(by Michael Ruhlman, guest blogger)
So Bourdain is trapped in Lebanon. I learned about this via egullet which had this nypost page six item. I do regret he and his great zeropintzero crew are stranded and hope for their quick safe return (they all seemed to feel pretty safe—haven’t been able to reach Tony or Grillbitch by email or phone), but what stuck in my tooth a day after reading, was the “celebrity chef” tag. I’ve been thinking about this knee jerk response a lot recently. We’ve really got to get past this. It’s an embarrassment to the chefs and an unintentional embarrassment to anyone to whom it means something good.
What is a celebrity chef? They don’t cook anymore. They don’t expedite. They put on jackets for photo shoots. Their hands are soft and smooth, their wrists and forearms are unblemished. This is not a criticism (as for so many people it seems to be). Tony is the first to admit it. He worked hard in kitchens for half his life, managed also to write a really good book, and then he went on to a second career, lots more writing and good television shows.
Why do we have to use celebrity chef? We don’t call Wynton Marsalis the celebrity musician. We don’t refer to Annika Sorenstam as the celebrity golfer, we don’t say celebrity actor and we don’t say celebrity celebrity, though surely there are those, someone who’s famous only for being famous. As far as chefs go, are we calling them celebrity chefs to indicate they don’t cook anymore? We should consider this.
I write about chefs in the age of the “celebrity chef” in Reach of a Chef. And at the end of the book I sit down with Thomas Keller, a friend with whom I’ve collaborated on two cookbooks, and he said these surprising words: “I’m not a chef anymore, and it breaks my heart.”
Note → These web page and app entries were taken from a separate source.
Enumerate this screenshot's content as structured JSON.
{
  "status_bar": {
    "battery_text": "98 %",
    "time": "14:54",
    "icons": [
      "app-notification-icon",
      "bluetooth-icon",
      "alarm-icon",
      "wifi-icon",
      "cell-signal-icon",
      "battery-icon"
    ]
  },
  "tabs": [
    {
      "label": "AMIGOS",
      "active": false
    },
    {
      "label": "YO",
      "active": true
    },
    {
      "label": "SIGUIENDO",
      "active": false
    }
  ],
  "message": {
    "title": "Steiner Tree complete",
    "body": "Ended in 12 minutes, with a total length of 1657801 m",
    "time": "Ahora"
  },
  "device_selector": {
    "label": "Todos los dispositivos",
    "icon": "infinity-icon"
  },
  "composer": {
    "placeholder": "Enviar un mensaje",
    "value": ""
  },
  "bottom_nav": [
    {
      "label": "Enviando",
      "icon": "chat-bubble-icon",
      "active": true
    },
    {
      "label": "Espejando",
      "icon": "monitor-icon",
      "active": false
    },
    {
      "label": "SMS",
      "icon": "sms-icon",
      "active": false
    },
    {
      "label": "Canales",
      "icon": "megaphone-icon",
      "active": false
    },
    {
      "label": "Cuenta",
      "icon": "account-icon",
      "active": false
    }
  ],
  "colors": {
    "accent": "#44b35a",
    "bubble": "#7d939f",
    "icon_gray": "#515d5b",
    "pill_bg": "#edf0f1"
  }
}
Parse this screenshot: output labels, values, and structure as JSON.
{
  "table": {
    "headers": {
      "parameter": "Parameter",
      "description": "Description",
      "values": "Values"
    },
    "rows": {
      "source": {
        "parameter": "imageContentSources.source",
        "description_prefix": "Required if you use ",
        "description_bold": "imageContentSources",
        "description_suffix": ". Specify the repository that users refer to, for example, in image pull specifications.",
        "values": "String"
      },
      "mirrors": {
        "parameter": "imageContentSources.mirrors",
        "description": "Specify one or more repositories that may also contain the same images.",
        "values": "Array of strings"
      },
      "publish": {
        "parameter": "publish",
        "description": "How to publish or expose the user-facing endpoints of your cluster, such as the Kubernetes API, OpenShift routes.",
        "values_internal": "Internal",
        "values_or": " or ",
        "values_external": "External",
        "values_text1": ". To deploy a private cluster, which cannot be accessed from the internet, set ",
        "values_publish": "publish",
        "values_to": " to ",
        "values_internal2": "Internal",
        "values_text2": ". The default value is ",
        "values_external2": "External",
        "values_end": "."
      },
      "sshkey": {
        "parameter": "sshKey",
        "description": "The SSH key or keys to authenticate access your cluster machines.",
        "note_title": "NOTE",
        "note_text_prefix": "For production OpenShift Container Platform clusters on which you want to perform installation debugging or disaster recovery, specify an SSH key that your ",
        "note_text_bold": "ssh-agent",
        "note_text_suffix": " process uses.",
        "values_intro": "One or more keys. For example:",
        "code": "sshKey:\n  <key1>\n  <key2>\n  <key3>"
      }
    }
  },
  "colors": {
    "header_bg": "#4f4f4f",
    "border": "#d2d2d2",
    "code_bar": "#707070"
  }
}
This is one of America’s peculiar gifts: To embrace people so hard that they cease to be able to do the work that made them famous in the first place.
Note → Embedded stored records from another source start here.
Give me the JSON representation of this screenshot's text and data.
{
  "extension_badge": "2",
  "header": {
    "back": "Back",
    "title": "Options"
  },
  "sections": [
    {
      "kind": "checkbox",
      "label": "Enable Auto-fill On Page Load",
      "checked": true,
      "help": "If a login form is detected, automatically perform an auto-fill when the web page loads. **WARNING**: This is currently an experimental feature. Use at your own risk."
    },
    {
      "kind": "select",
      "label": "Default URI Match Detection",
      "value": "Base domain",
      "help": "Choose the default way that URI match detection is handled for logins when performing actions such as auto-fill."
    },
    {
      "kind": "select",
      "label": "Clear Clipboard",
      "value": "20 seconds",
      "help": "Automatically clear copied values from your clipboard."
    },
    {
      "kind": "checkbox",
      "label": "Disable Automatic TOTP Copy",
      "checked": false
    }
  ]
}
What exactly are the criteria for being a celebrity chef? Here’s the wikipedia definition (it’s heavily reliant on the work of Juliette Rossant, citing her–she even has her own wikipedia page; sadly I do not—as well as her book called Superchef and her blog of that name…interesting…I wonder why it doesn’t cite, say, the work of Page and Dornenberg who wrote Becoming a Chef, the first book that meaningfully addressed chefs as they moved into the realm of celebrity…hmmm, a bit of a marketing effort from the camp of Ms. Rossant?).
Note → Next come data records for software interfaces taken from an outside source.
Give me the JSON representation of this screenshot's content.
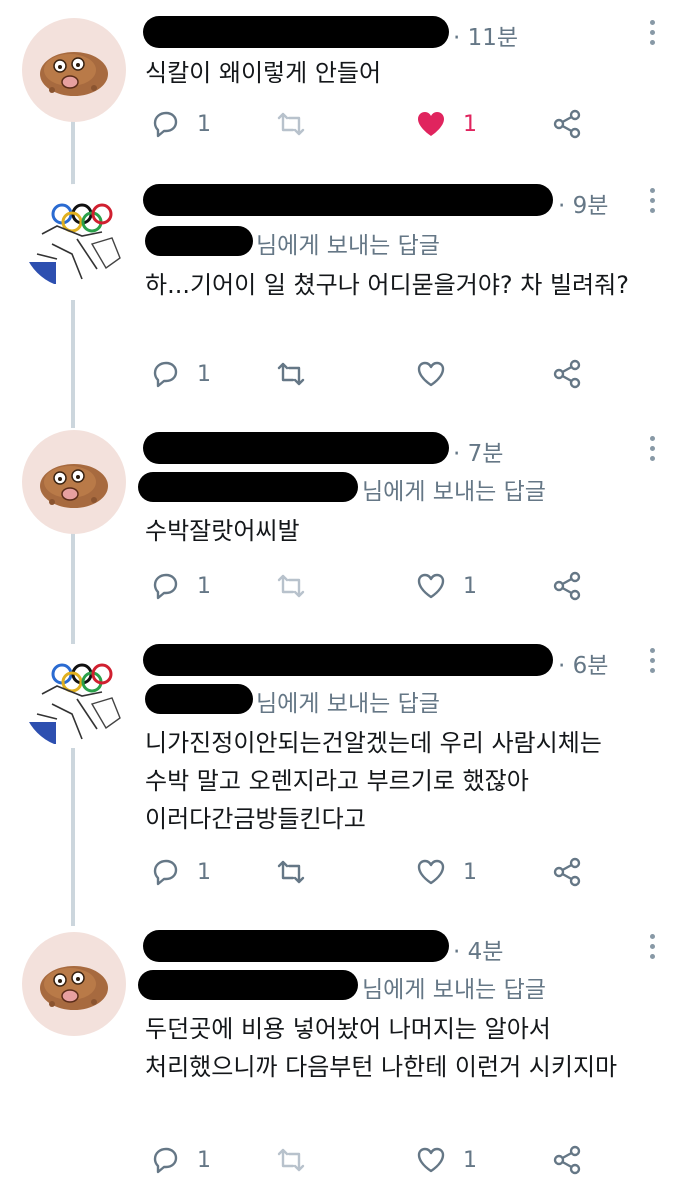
{
  "reply_prefix": "님에게 보내는 답글",
  "colors": {
    "like_active": "#e0245e",
    "icon": "#657786",
    "thread_line": "#ccd6dd",
    "redaction": "#000000"
  },
  "tweets": [
    {
      "avatar": "potato-avatar",
      "time": "· 11분",
      "text": "식칼이 왜이렇게 안들어",
      "reply": "1",
      "retweet": "",
      "like": "1",
      "liked": true
    },
    {
      "avatar": "sketch-avatar",
      "time": "· 9분",
      "text": "하...기어이 일 쳤구나 어디묻을거야? 차 빌려줘?",
      "reply": "1",
      "retweet": "",
      "like": "",
      "liked": false
    },
    {
      "avatar": "potato-avatar",
      "time": "· 7분",
      "text": "수박잘랏어씨발",
      "reply": "1",
      "retweet": "",
      "like": "1",
      "liked": false
    },
    {
      "avatar": "sketch-avatar",
      "time": "· 6분",
      "text": "니가진정이안되는건알겠는데 우리 사람시체는 수박 말고 오렌지라고 부르기로 했잖아 이러다간금방들킨다고",
      "reply": "1",
      "retweet": "",
      "like": "1",
      "liked": false
    },
    {
      "avatar": "potato-avatar",
      "time": "· 4분",
      "text": "두던곳에 비용 넣어놨어 나머지는 알아서 처리했으니까 다음부턴 나한테 이런거 시키지마",
      "reply": "1",
      "retweet": "",
      "like": "1",
      "liked": false
    }
  ]
}
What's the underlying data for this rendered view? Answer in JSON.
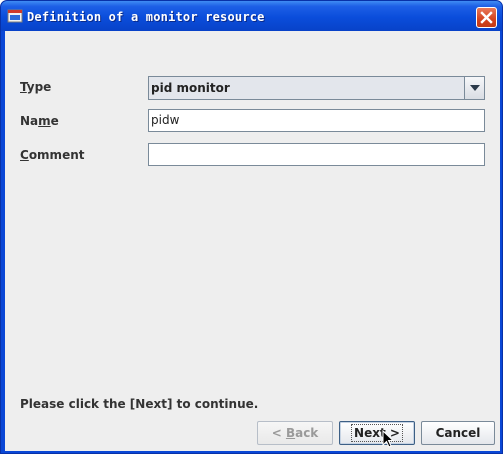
{
  "window": {
    "title": "Definition of a monitor resource"
  },
  "form": {
    "type": {
      "label_mnemonic": "T",
      "label_rest": "ype",
      "value": "pid monitor"
    },
    "name": {
      "label_before": "Na",
      "label_mnemonic": "m",
      "label_after": "e",
      "value": "pidw"
    },
    "comment": {
      "label_mnemonic": "C",
      "label_rest": "omment",
      "value": ""
    }
  },
  "hint": "Please click the [Next] to continue.",
  "buttons": {
    "back": {
      "prefix": "< ",
      "mnemonic": "B",
      "rest": "ack",
      "enabled": false
    },
    "next": {
      "label": "Next >",
      "focused": true
    },
    "cancel": {
      "label": "Cancel"
    }
  },
  "icons": [
    "app-icon",
    "close-icon",
    "chevron-down-icon",
    "mouse-pointer-icon"
  ]
}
My favorite “celebrity chef” is Cat Cora who, when I was interviewing her for an article on chef branding told me point blank, and with refreshing candor, “It’s something I’ve wanted all my life. To have the fame. Without beating around the bush, that’s the bottom line.” And she’s succeeding—she’s never owned a restaurant or been its executive chef, I believe, though she did run a kitchen at one point and cooked in numerous high end places I’m sure (not a single restaurant is listed on her Wikipedia page)—but she’s famous, often on Regis, the only female iron chef, etc. Being a working chef was once a prerequisite for being a famous chef during the 1990s, but that’s changing. Now you don’t even need a restaurant. You need what they call in the branding biz “a platform.”
Of course, the most famous of the professional cooks got that way by being good on TV, which is the best kind of platform there is.
I think we, and especially the media, should make a clear distinction. A celebrity chef is a chef who no longer cooks (or maybe never did cook). If they’re still cooking, then their working title should be used. If they don’t cook anymore or are just famous for it, then they should be called a “celebrity chef”—that truly would mean something.